— WHAT YOU SHOULD DO —
Below is a block of records. Copy every line in it that contains the word "icon".

=== PROVIDED RECORDS ===

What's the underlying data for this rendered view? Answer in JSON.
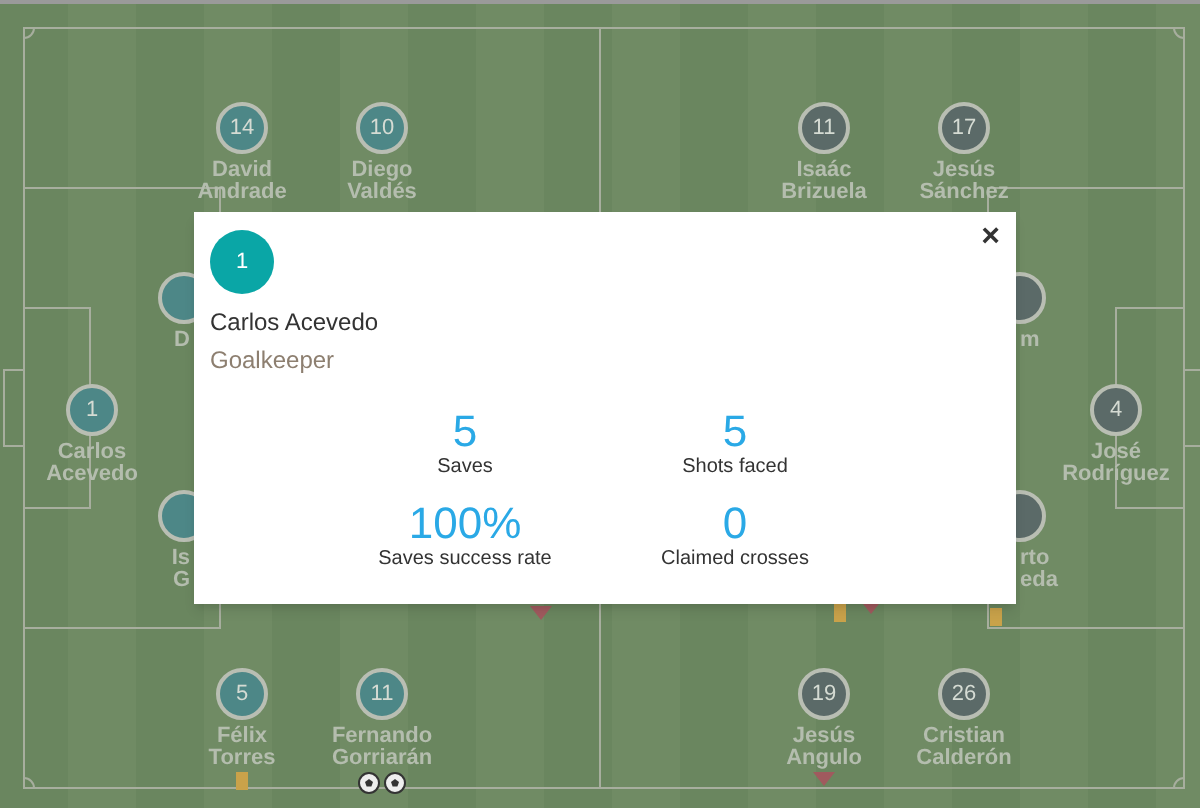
{
  "teams": [
    {
      "color": "#4d8787",
      "players": [
        {
          "number": "14",
          "name": "David Andrade"
        },
        {
          "number": "10",
          "name": "Diego Valdés"
        },
        {
          "number": "1",
          "name": "Carlos Acevedo"
        },
        {
          "name": "D"
        },
        {
          "name": "Is G"
        },
        {
          "number": "5",
          "name": "Félix Torres",
          "events": [
            {
              "kind": "card"
            }
          ]
        },
        {
          "number": "11",
          "name": "Fernando Gorriarán",
          "events": [
            {
              "kind": "goal"
            },
            {
              "kind": "goal"
            }
          ]
        }
      ]
    },
    {
      "color": "#5b6a68",
      "players": [
        {
          "number": "11",
          "name": "Isaác Brizuela"
        },
        {
          "number": "17",
          "name": "Jesús Sánchez"
        },
        {
          "number": "4",
          "name": "José Rodríguez"
        },
        {
          "name": "m"
        },
        {
          "name": "rto eda"
        },
        {
          "number": "19",
          "name": "Jesús Angulo",
          "events": [
            {
              "kind": "sub_off"
            }
          ]
        },
        {
          "number": "26",
          "name": "Cristian Calderón"
        }
      ]
    }
  ],
  "loose_events": [
    {
      "kind": "sub_off"
    },
    {
      "kind": "card"
    },
    {
      "kind": "sub_off"
    },
    {
      "kind": "card"
    }
  ],
  "popup": {
    "number": "1",
    "name": "Carlos Acevedo",
    "position": "Goalkeeper",
    "close": "×",
    "stats": [
      {
        "value": "5",
        "label": "Saves"
      },
      {
        "value": "5",
        "label": "Shots faced"
      },
      {
        "value": "100%",
        "label": "Saves success rate"
      },
      {
        "value": "0",
        "label": "Claimed crosses"
      }
    ]
  }
}
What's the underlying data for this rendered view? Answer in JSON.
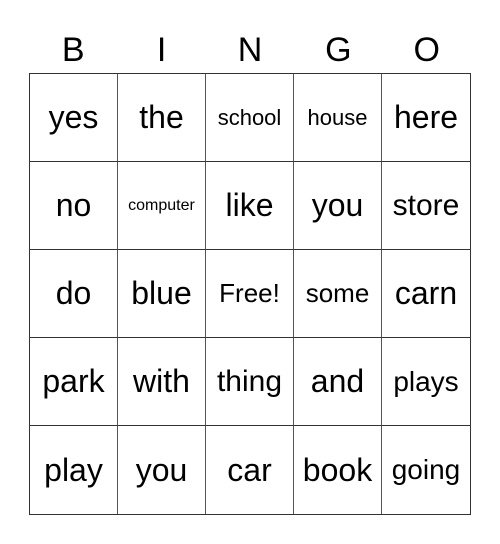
{
  "header": {
    "letters": [
      "B",
      "I",
      "N",
      "G",
      "O"
    ]
  },
  "board": {
    "rows": [
      [
        "yes",
        "the",
        "school",
        "house",
        "here"
      ],
      [
        "no",
        "computer",
        "like",
        "you",
        "store"
      ],
      [
        "do",
        "blue",
        "Free!",
        "some",
        "carn"
      ],
      [
        "park",
        "with",
        "thing",
        "and",
        "plays"
      ],
      [
        "play",
        "you",
        "car",
        "book",
        "going"
      ]
    ]
  }
}
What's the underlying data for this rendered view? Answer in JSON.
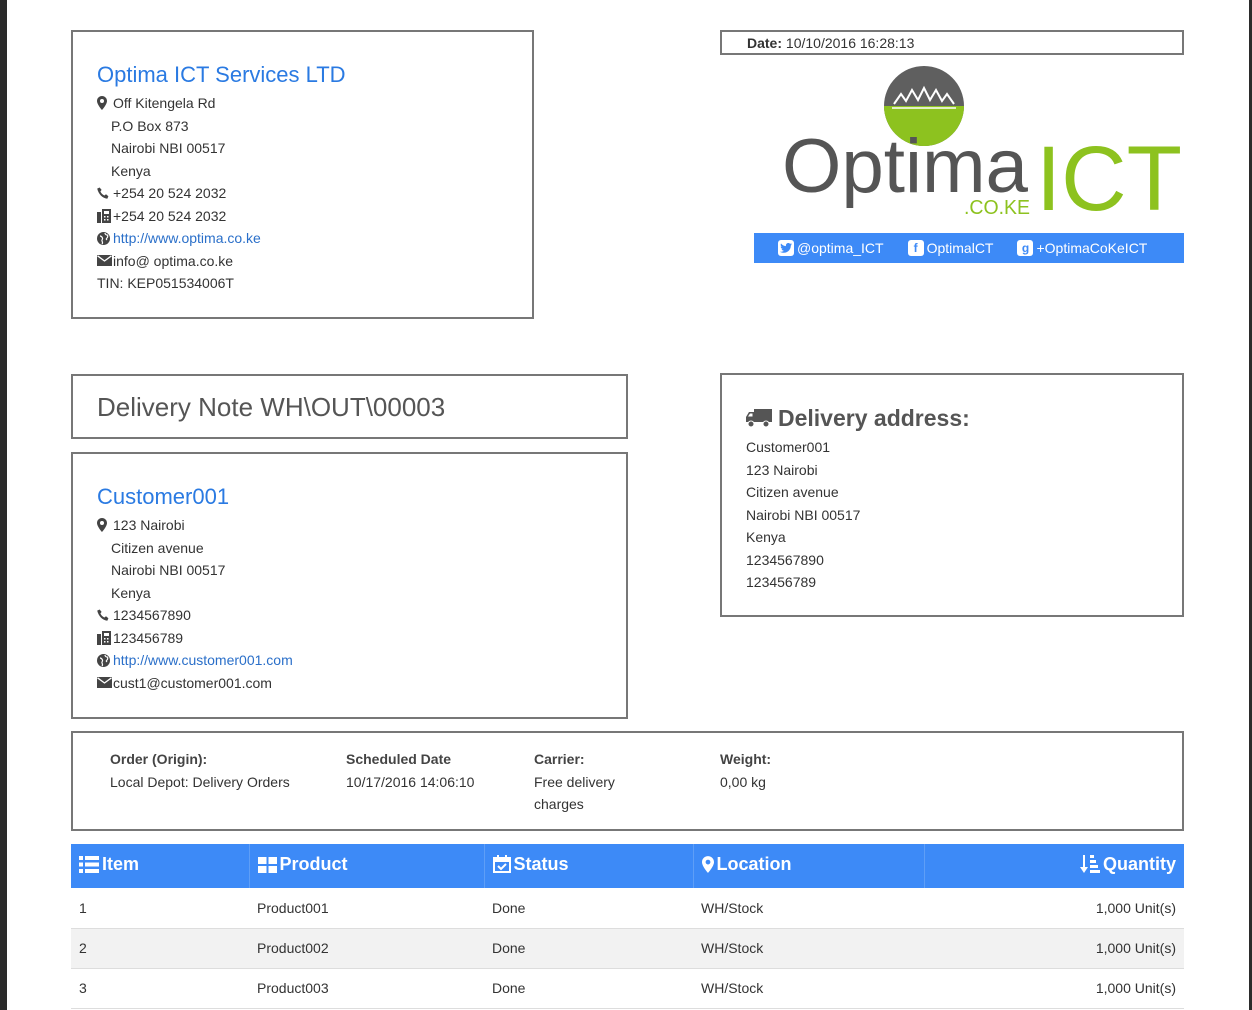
{
  "company": {
    "name": "Optima ICT Services LTD",
    "address": [
      "Off Kitengela Rd",
      "P.O Box 873",
      "Nairobi NBI 00517",
      "Kenya"
    ],
    "phone": "+254 20 524 2032",
    "fax": "+254 20 524 2032",
    "website": "http://www.optima.co.ke",
    "email": "info@ optima.co.ke",
    "tin": "TIN: KEP051534006T"
  },
  "date": {
    "label": "Date:",
    "value": "10/10/2016 16:28:13"
  },
  "logo": {
    "word1": "Optima",
    "word2": "ICT",
    "sub": ".CO.KE",
    "color_dark": "#555555",
    "color_green": "#8dc21f"
  },
  "social": {
    "twitter": "@optima_ICT",
    "facebook": "OptimalCT",
    "google": "+OptimaCoKeICT"
  },
  "document": {
    "title": "Delivery Note WH\\OUT\\00003"
  },
  "customer": {
    "name": "Customer001",
    "address": [
      "123 Nairobi",
      "Citizen avenue",
      "Nairobi NBI 00517",
      "Kenya"
    ],
    "phone": "1234567890",
    "fax": "123456789",
    "website": "http://www.customer001.com",
    "email": "cust1@customer001.com"
  },
  "delivery": {
    "heading": "Delivery address:",
    "lines": [
      "Customer001",
      "123 Nairobi",
      "Citizen avenue",
      "Nairobi NBI 00517",
      "Kenya",
      "1234567890",
      "123456789"
    ]
  },
  "info": {
    "order_label": "Order (Origin):",
    "order_value": "Local Depot: Delivery Orders",
    "date_label": "Scheduled Date",
    "date_value": "10/17/2016 14:06:10",
    "carrier_label": "Carrier:",
    "carrier_value1": "Free delivery",
    "carrier_value2": "charges",
    "weight_label": "Weight:",
    "weight_value": "0,00 kg"
  },
  "table": {
    "headers": {
      "item": "Item",
      "product": "Product",
      "status": "Status",
      "location": "Location",
      "quantity": "Quantity"
    },
    "rows": [
      {
        "item": "1",
        "product": "Product001",
        "status": "Done",
        "location": "WH/Stock",
        "quantity": "1,000 Unit(s)"
      },
      {
        "item": "2",
        "product": "Product002",
        "status": "Done",
        "location": "WH/Stock",
        "quantity": "1,000 Unit(s)"
      },
      {
        "item": "3",
        "product": "Product003",
        "status": "Done",
        "location": "WH/Stock",
        "quantity": "1,000 Unit(s)"
      }
    ]
  },
  "colors": {
    "accent": "#3d8af7",
    "link": "#2a7ae2",
    "border": "#777777"
  }
}
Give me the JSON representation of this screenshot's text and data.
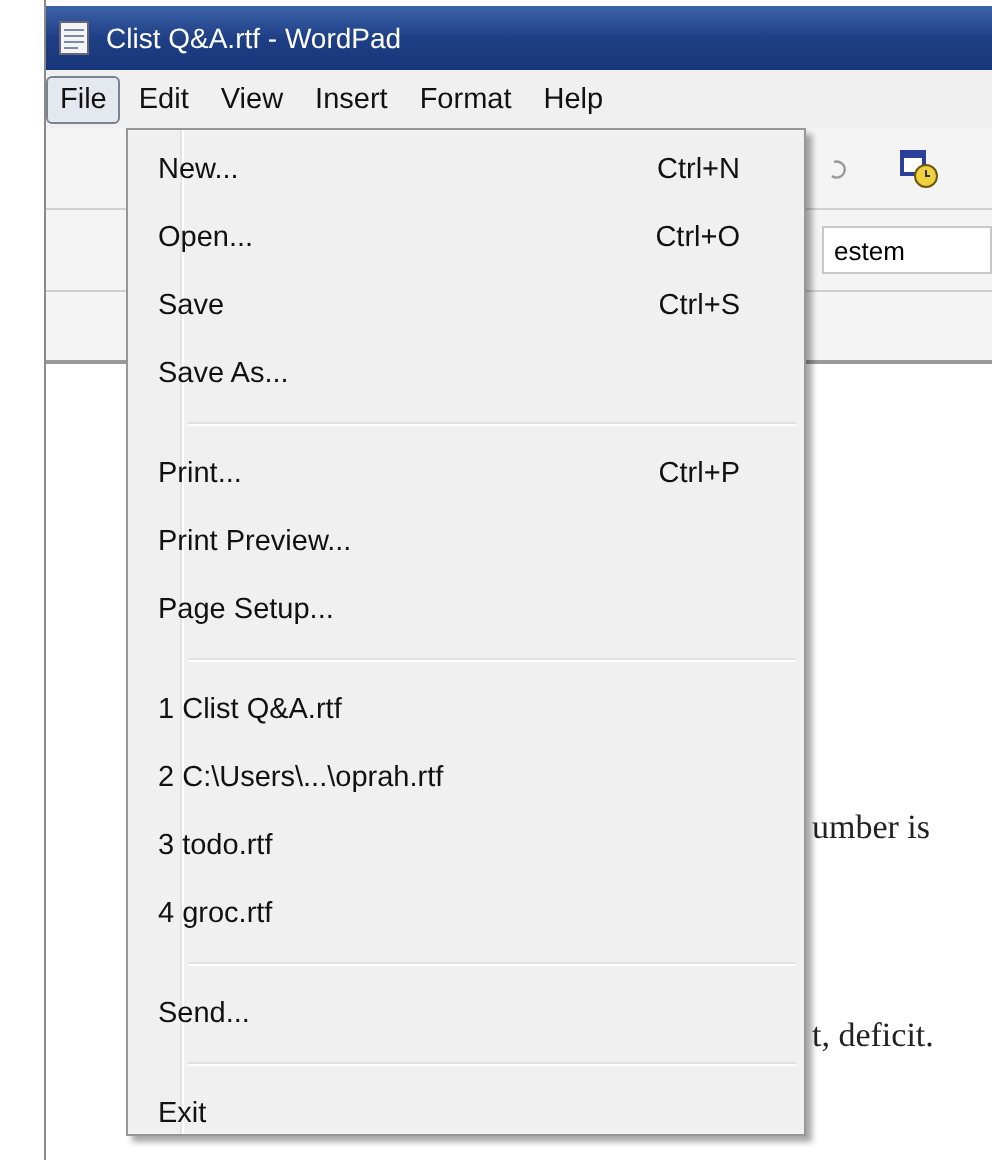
{
  "window": {
    "title": "Clist Q&A.rtf - WordPad"
  },
  "menu_bar": [
    {
      "label": "File",
      "selected": true
    },
    {
      "label": "Edit",
      "selected": false
    },
    {
      "label": "View",
      "selected": false
    },
    {
      "label": "Insert",
      "selected": false
    },
    {
      "label": "Format",
      "selected": false
    },
    {
      "label": "Help",
      "selected": false
    }
  ],
  "format_bar": {
    "font_script": "estem"
  },
  "document": {
    "lines": [
      "umber is",
      "t, deficit."
    ]
  },
  "file_menu": [
    {
      "kind": "item",
      "label": "New...",
      "shortcut": "Ctrl+N"
    },
    {
      "kind": "item",
      "label": "Open...",
      "shortcut": "Ctrl+O"
    },
    {
      "kind": "item",
      "label": "Save",
      "shortcut": "Ctrl+S"
    },
    {
      "kind": "item",
      "label": "Save As..."
    },
    {
      "kind": "separator"
    },
    {
      "kind": "item",
      "label": "Print...",
      "shortcut": "Ctrl+P"
    },
    {
      "kind": "item",
      "label": "Print Preview..."
    },
    {
      "kind": "item",
      "label": "Page Setup..."
    },
    {
      "kind": "separator"
    },
    {
      "kind": "item",
      "label": "1 Clist Q&A.rtf"
    },
    {
      "kind": "item",
      "label": "2 C:\\Users\\...\\oprah.rtf"
    },
    {
      "kind": "item",
      "label": "3 todo.rtf"
    },
    {
      "kind": "item",
      "label": "4 groc.rtf"
    },
    {
      "kind": "separator"
    },
    {
      "kind": "item",
      "label": "Send..."
    },
    {
      "kind": "separator"
    },
    {
      "kind": "item",
      "label": "Exit"
    }
  ]
}
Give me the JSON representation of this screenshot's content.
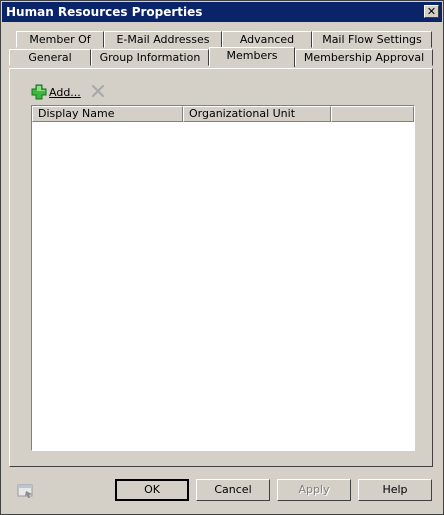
{
  "window": {
    "title": "Human Resources Properties",
    "close_glyph": "✕"
  },
  "tabs_row1": [
    {
      "label": "Member Of"
    },
    {
      "label": "E-Mail Addresses"
    },
    {
      "label": "Advanced"
    },
    {
      "label": "Mail Flow Settings"
    }
  ],
  "tabs_row2": [
    {
      "label": "General"
    },
    {
      "label": "Group Information"
    },
    {
      "label": "Members",
      "active": true
    },
    {
      "label": "Membership Approval"
    }
  ],
  "toolbar": {
    "add_label": "Add...",
    "add_icon": "green-plus-icon",
    "remove_icon": "remove-x-icon",
    "remove_enabled": false
  },
  "list": {
    "columns": [
      {
        "label": "Display Name"
      },
      {
        "label": "Organizational Unit"
      },
      {
        "label": ""
      }
    ],
    "rows": []
  },
  "buttons": {
    "ok": "OK",
    "cancel": "Cancel",
    "apply": "Apply",
    "help": "Help"
  }
}
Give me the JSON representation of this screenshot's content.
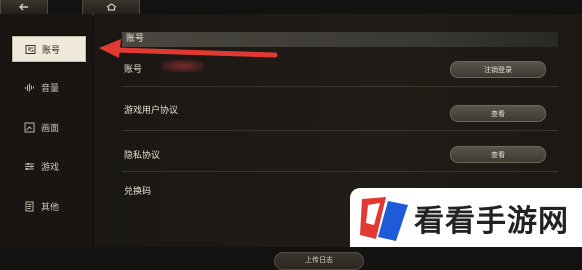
{
  "top_bar": {
    "back_icon": "back-arrow-icon",
    "home_icon": "home-icon"
  },
  "sidebar": {
    "items": [
      {
        "label": "账号",
        "icon": "account-icon",
        "active": true
      },
      {
        "label": "音量",
        "icon": "volume-icon",
        "active": false
      },
      {
        "label": "画面",
        "icon": "display-icon",
        "active": false
      },
      {
        "label": "游戏",
        "icon": "game-sliders-icon",
        "active": false
      },
      {
        "label": "其他",
        "icon": "document-icon",
        "active": false
      }
    ]
  },
  "main": {
    "section_title": "账号",
    "rows": [
      {
        "label": "账号",
        "button": "注销登录"
      },
      {
        "label": "游戏用户协议",
        "button": "查看"
      },
      {
        "label": "隐私协议",
        "button": "查看"
      },
      {
        "label": "兑换码",
        "button": ""
      }
    ],
    "upload_button": "上传日志"
  },
  "watermark": {
    "text": "看看手游网"
  },
  "colors": {
    "accent": "#e23a33",
    "highlight": "#efe9dc"
  }
}
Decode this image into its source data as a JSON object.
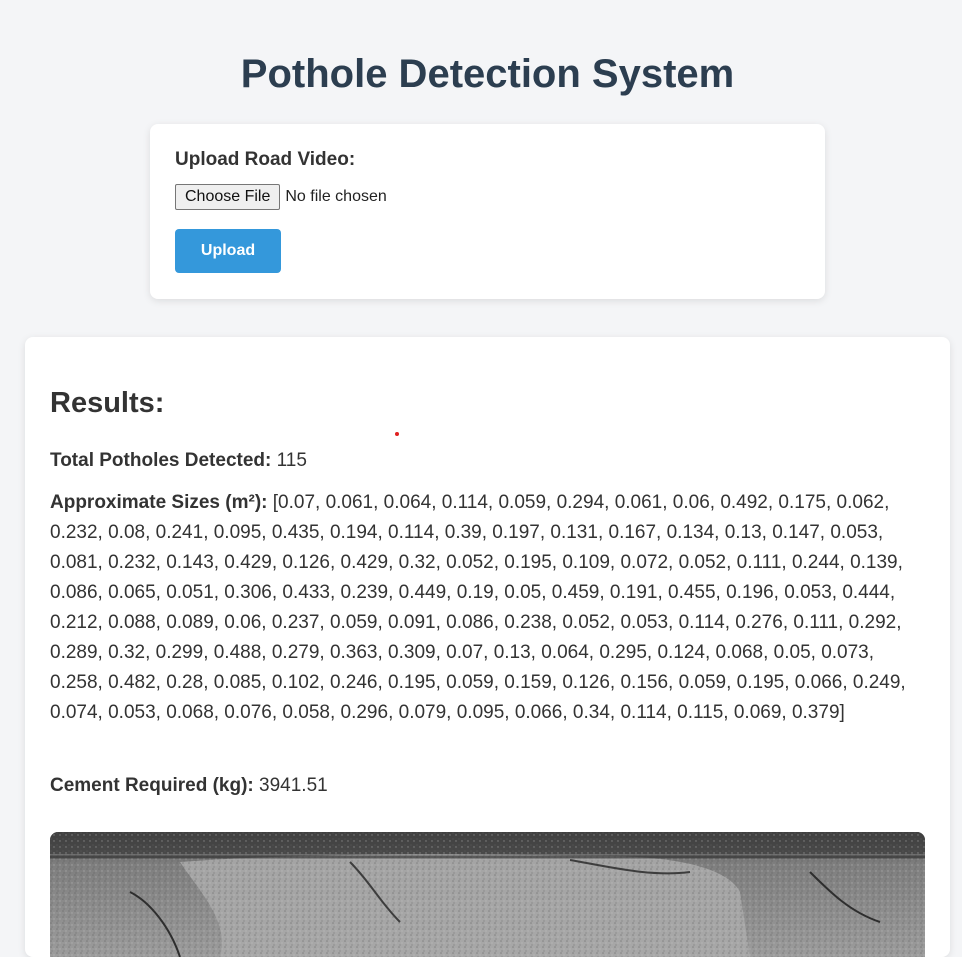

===

— YOUR SOLUTION —
    "add_icon": "green-plus-icon",
    "remove_icon": "remove-x-icon",
    "back_icon": "back-arrow-icon",
    "home_icon": "home-icon"
        "icon": "account-icon",
        "icon": "volume-icon",
        "icon": "display-icon",
        "icon": "game-sliders-icon",
        "icon": "document-icon",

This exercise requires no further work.